How Do I Prepare For Social Feedback?
The best starting point, in my mind, is to strip away all of the distracting technology angles. Focus simply on your customers or readers and determine what it is that you want to accomplish with them? Do you intend to sell them something? Educate them? Build a relationship? Exchange ideas?
Next, think about all of the channels you have available for communicating with your audience: telephone, email, website, social channels, in-person: what kinds of conversations are already taking place [sales, problem resolution, education, relationship-building, ...]? Are you consistent in your customer messages across those channels and those conversations? Consistency is critical because the channels themselves are irrelevant to your audience. Regardless of how, customers expect to reach you, they expect you to acknowledge and that you will interact consistently.
This is where guidelines are invaluable [see How Do I Start With Social Media Guidelines?], internally to reach consensus across functions, roles, locations, etc. on how to respond, the frequency of response, and the consistency of response, as well as externally so your audience knows what to expect from you.
But, what about worst case scenarios?

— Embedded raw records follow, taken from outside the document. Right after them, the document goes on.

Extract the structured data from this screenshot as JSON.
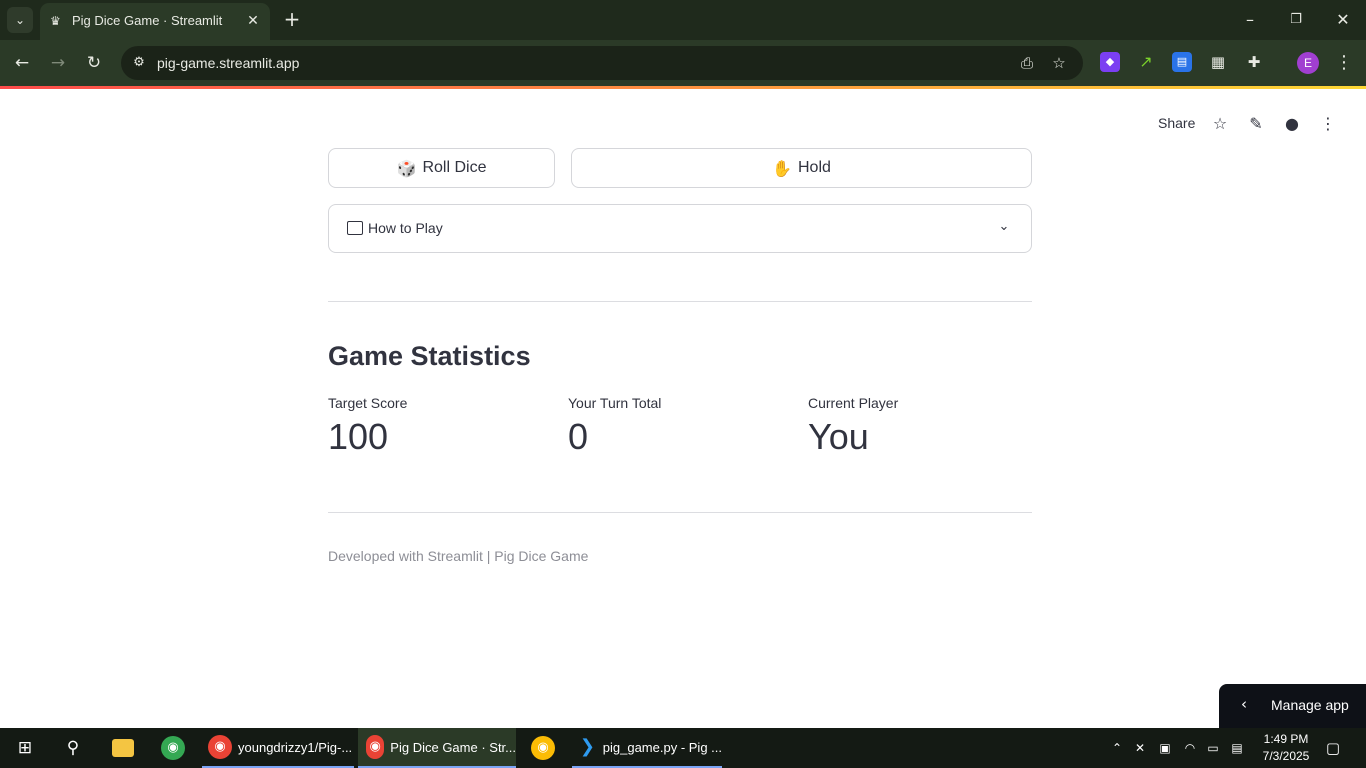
{
  "browser": {
    "tab_title": "Pig Dice Game · Streamlit",
    "url": "pig-game.streamlit.app"
  },
  "app_header": {
    "share_label": "Share"
  },
  "controls": {
    "roll_emoji": "🎲",
    "roll_label": "Roll Dice",
    "hold_emoji": "✋",
    "hold_label": "Hold"
  },
  "expander": {
    "label": "How to Play"
  },
  "stats": {
    "title": "Game Statistics",
    "metrics": [
      {
        "label": "Target Score",
        "value": "100"
      },
      {
        "label": "Your Turn Total",
        "value": "0"
      },
      {
        "label": "Current Player",
        "value": "You"
      }
    ]
  },
  "footer": {
    "text": "Developed with Streamlit | Pig Dice Game"
  },
  "manage_app": {
    "label": "Manage app"
  },
  "taskbar": {
    "items": [
      {
        "label": "youngdrizzy1/Pig-..."
      },
      {
        "label": "Pig Dice Game · Str..."
      },
      {
        "label": "pig_game.py - Pig ..."
      }
    ],
    "time": "1:49 PM",
    "date": "7/3/2025"
  },
  "colors": {
    "streamlit_text": "#31333f",
    "accent_red": "#ff4b4b",
    "accent_yellow": "#fdd835",
    "chrome_frame": "#1f2a1c",
    "chrome_toolbar": "#2b3a27"
  }
}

Have you thought through them? What if one were to happen? How would your respond?
PR News in Take a Public Relations Crisis by the Horns from the 1/11/10 newsletter says that "avoidance is no longer an option" and recommends the following steps which are as relevant offline as they are online:
1. "Own it": be proactive with your news.

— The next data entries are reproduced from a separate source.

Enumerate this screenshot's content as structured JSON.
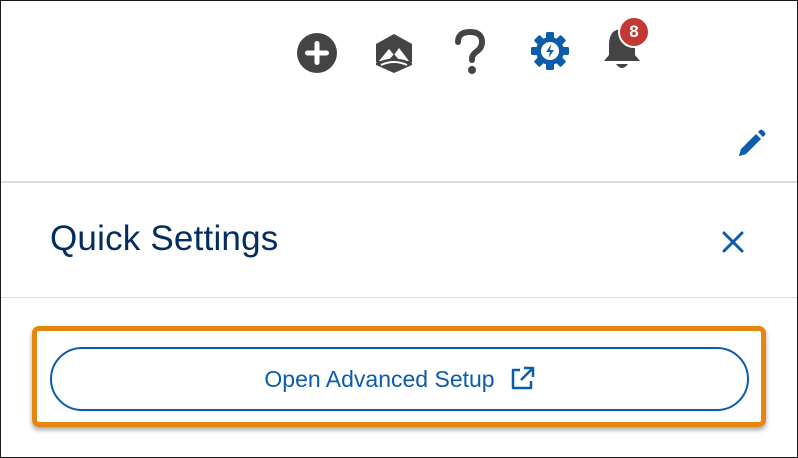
{
  "header": {
    "notification_count": "8",
    "icons": [
      "add-icon",
      "trailhead-icon",
      "help-icon",
      "setup-gear-icon",
      "notifications-bell-icon",
      "edit-pencil-icon"
    ]
  },
  "panel": {
    "title": "Quick Settings",
    "setup_button_label": "Open Advanced Setup",
    "highlight_color": "#e5870e"
  },
  "colors": {
    "brand_blue": "#0b5cab",
    "title_navy": "#032d60",
    "icon_gray": "#444444",
    "badge_red": "#c23934"
  }
}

2. "Act quickly, but tread carefully"
3. Be simple, consistent and honest in the message you communicate.
4. If you have news to communicate, better to get it out [reinforces step #1: own it].
5. Don't avoid those who are critical of you. "Not allowing access only allows for additional animosity and potential false reporting."
The Zen Way to Deal with Negative Commentary Online from Liz Strauss' Successful and Outstanding Blog offers valuable advice for responding to online negative comments: do so "publicly, honestly and as quickly as possible. Don't ever think about creating an alias... you will get caught and it will cause more damage to your reputation."
The author, Shama Kabani, suggests checking the facts and offering to resolve issues at a high level. "Becoming an active part of the conversation that is already taking place among your customers, employees, prospects, and competitors is the best way to prevent negative comments from taking over your online reputation."
Note her comments about establishing a policy; they echo Penalty Cards in Social Media Communities' recommendation to have "a policy that is viewable by the public." The policy requires that you have considered various outcomes and making it public means that you are transparent about how you do business - and increasingly critical business expectation.
Speaking of expectations, Denise Zimmerman makes several valuable points in When to Respond to Negative Buzz. First, about reviews. They are valuable for your business and provide you with invaluable feedback. Second, about expectations. She says "...but then you've got Twitter and Facebook. They have grown exponentially in scope and in speed. The additional element is that there is an expectation from the customer that you're going to respond..."
I touch on expectations in Social Media Club North Jersey: Customer Feedback in a Social World; here are a few more I received in response to that post on June 2nd:
@CBWhittemore RE: response via SM -> Within 1 biz day if it's an SM company (biz related to SM); 2 days to never if others :-)
@CBWhittemore Great post! Really surprised at some of the responses - a few hours? The person on SM might not have your answer that fast.
@CBWhittemore interesting to me that I recently started complaining LOUDLY about @USAirways and have rcvd 0 response in 144 hours
[and none as of 6/8/10. Not impressive.]
Customers expect a response. If they don't get it, they have reason to resort to more public forums to force a response. The lesson: be listening, be paying attention and be ready to respond consistently. The social feedback you receive is rich and conducive to insightful conversation, but you must be prepared and willing to welcome it.
Given that many of us are entering into unchartered territory when we engage socially, it's important to remember that, despite being part of sometimes large corporate entities, when we engage socially we do so as individuals wanting to interact with other individuals. Mistakes happen. Yet, if we remember that we're 'all in this together', we have the opportunity to learn from mistakes and strengthen relationships. Here's a great example: Boeing as described in The Right Way to Make Your Social-Media Mea Culpa which reminds us that:
1. One is many: A conversation with one unhappy [or happy] customer can easily become a conversation with many.
2. Engage immediately.
3. Be honest and take responsibility.
4. Lose the corporate-speak.
5. Put a face on it.
6. Let the fans talk.
7. Learn from it.
Finally, read Seven Things Your Organization Must Do Because of Social Media. The examples - Greenpeace vs. Nestle and Dave Carroll vs. Airlines - are classics. The lessons even moreso:
1. You must be proactive.
2. You must improve customer support.
3. You must listen.
4. You must participate.
5. You must respond.
6. You must move faster.
7. You must realize every employee is a marketer.
Social feedback enables interaction with people. Are you prepared? What would you add?
Check out other posts in the How Do I? series.